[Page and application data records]

++++++++++

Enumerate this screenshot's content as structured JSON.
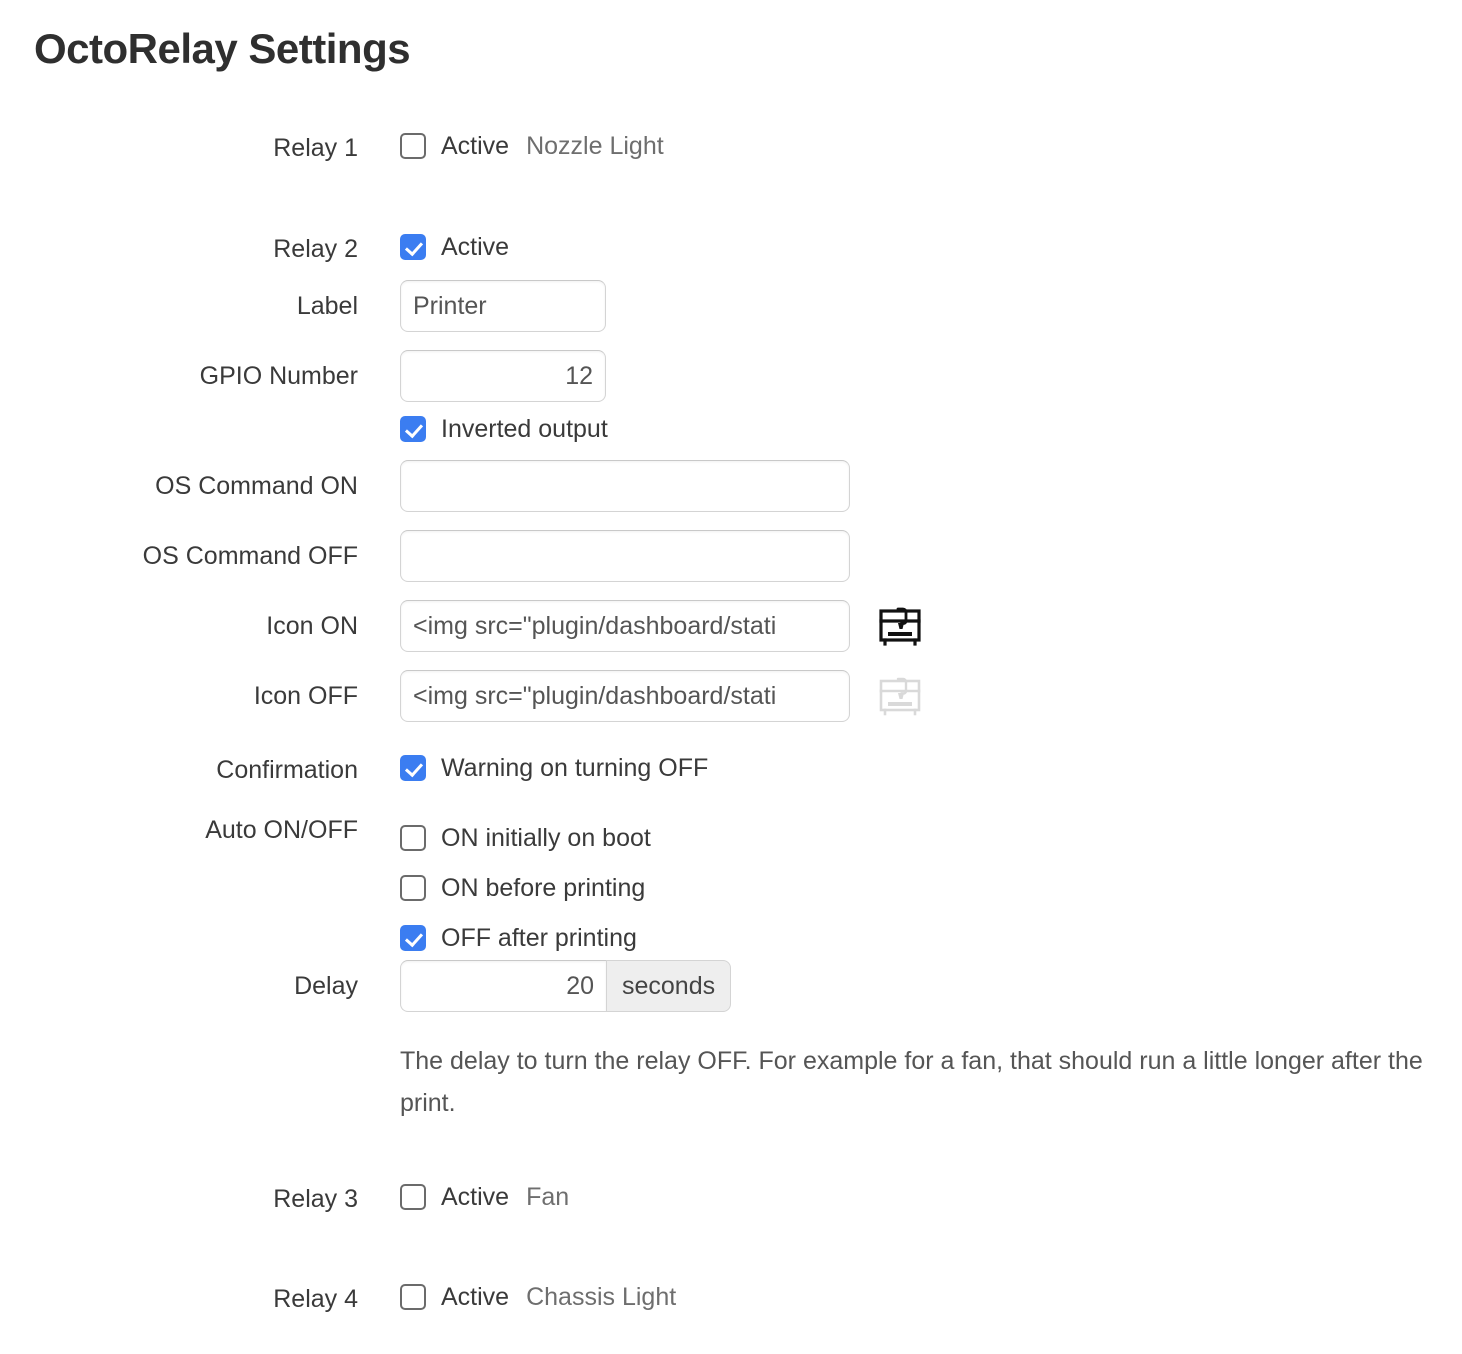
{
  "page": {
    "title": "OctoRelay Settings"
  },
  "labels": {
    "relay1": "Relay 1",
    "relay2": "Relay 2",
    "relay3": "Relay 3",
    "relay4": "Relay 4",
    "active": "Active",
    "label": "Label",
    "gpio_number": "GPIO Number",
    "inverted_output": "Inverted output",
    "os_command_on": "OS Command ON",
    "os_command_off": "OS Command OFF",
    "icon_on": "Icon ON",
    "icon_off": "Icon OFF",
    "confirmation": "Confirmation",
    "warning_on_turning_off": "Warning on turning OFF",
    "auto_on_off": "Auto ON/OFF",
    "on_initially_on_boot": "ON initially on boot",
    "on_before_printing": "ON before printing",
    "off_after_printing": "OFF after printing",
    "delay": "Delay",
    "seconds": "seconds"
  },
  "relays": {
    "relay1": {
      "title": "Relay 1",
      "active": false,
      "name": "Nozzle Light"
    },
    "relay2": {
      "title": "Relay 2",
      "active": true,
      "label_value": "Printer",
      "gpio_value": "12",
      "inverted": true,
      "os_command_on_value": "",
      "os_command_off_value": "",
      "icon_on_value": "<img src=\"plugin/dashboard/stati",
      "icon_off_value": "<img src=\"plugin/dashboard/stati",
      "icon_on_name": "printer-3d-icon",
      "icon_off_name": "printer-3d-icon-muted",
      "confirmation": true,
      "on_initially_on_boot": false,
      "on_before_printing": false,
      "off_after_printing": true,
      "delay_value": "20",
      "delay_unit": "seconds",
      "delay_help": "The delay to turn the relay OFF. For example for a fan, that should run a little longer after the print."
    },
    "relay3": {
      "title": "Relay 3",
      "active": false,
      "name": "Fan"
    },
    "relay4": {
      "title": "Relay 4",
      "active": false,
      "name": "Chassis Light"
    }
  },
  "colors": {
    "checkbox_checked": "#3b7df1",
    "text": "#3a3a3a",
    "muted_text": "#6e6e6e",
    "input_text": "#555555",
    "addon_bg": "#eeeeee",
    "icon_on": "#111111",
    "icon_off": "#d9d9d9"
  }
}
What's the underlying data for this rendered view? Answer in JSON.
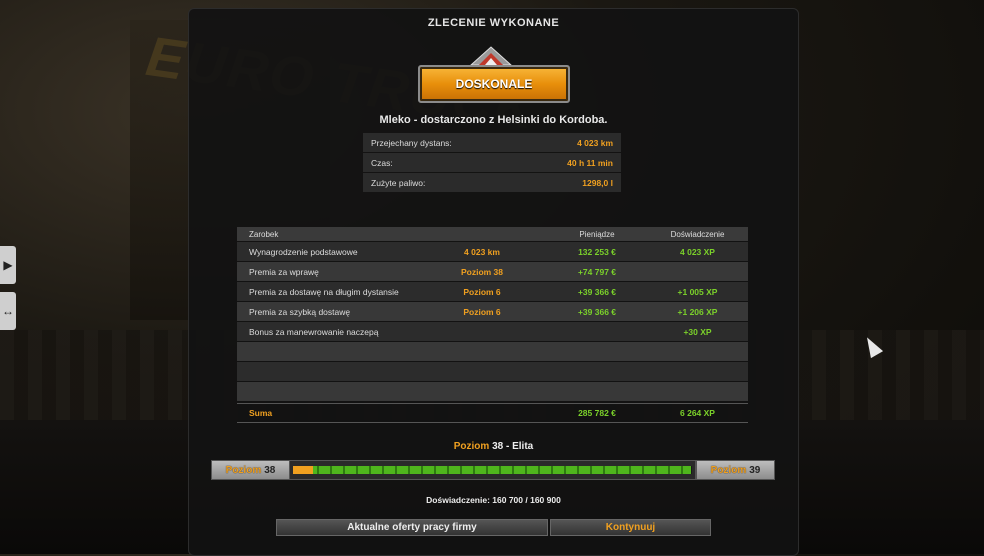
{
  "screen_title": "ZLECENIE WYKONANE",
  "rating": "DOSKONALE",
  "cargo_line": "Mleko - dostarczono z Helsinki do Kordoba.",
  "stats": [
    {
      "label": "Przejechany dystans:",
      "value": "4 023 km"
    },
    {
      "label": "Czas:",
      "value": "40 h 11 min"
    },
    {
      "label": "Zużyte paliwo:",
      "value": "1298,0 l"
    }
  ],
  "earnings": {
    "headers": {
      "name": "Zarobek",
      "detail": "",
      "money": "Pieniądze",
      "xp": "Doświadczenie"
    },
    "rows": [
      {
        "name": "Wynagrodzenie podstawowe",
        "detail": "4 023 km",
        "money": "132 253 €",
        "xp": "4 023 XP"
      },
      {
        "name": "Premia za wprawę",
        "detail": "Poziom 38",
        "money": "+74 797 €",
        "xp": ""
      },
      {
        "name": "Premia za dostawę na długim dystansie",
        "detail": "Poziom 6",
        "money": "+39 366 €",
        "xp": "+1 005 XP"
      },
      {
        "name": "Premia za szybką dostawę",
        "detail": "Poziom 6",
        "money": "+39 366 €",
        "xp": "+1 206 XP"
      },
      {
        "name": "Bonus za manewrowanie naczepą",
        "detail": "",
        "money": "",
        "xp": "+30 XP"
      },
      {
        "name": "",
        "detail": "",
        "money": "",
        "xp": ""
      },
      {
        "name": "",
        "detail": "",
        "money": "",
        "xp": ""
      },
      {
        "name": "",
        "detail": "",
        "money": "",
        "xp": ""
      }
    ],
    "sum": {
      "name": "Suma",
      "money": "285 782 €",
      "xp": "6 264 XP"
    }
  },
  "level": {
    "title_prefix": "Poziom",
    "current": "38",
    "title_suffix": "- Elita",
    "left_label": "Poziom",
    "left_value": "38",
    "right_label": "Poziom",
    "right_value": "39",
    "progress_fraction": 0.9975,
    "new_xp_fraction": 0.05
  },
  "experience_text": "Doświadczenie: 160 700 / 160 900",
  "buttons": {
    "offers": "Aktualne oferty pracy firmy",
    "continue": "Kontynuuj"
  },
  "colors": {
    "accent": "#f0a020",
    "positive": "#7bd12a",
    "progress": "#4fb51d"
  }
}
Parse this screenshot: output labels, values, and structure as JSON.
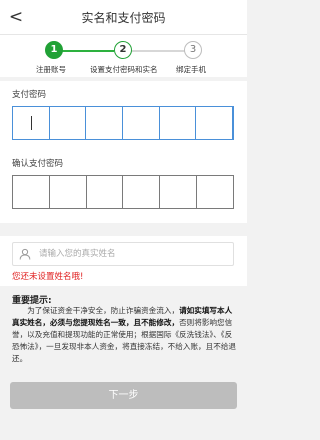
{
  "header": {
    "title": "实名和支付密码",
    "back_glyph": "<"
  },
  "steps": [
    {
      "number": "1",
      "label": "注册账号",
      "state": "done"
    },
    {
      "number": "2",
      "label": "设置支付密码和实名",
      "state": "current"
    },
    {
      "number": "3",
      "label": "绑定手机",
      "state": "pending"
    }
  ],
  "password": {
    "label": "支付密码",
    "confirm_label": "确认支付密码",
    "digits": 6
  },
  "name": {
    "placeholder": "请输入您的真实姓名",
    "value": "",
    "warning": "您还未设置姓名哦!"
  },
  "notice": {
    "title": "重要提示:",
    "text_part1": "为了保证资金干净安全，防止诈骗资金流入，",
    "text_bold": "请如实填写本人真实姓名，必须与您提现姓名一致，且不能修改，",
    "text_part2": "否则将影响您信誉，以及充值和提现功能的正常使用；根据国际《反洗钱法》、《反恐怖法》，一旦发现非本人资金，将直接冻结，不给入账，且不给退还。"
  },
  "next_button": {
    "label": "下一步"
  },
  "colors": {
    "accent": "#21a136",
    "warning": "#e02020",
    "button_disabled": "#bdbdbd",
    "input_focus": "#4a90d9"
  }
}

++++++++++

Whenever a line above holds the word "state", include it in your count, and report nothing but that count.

• Exercise solution: 3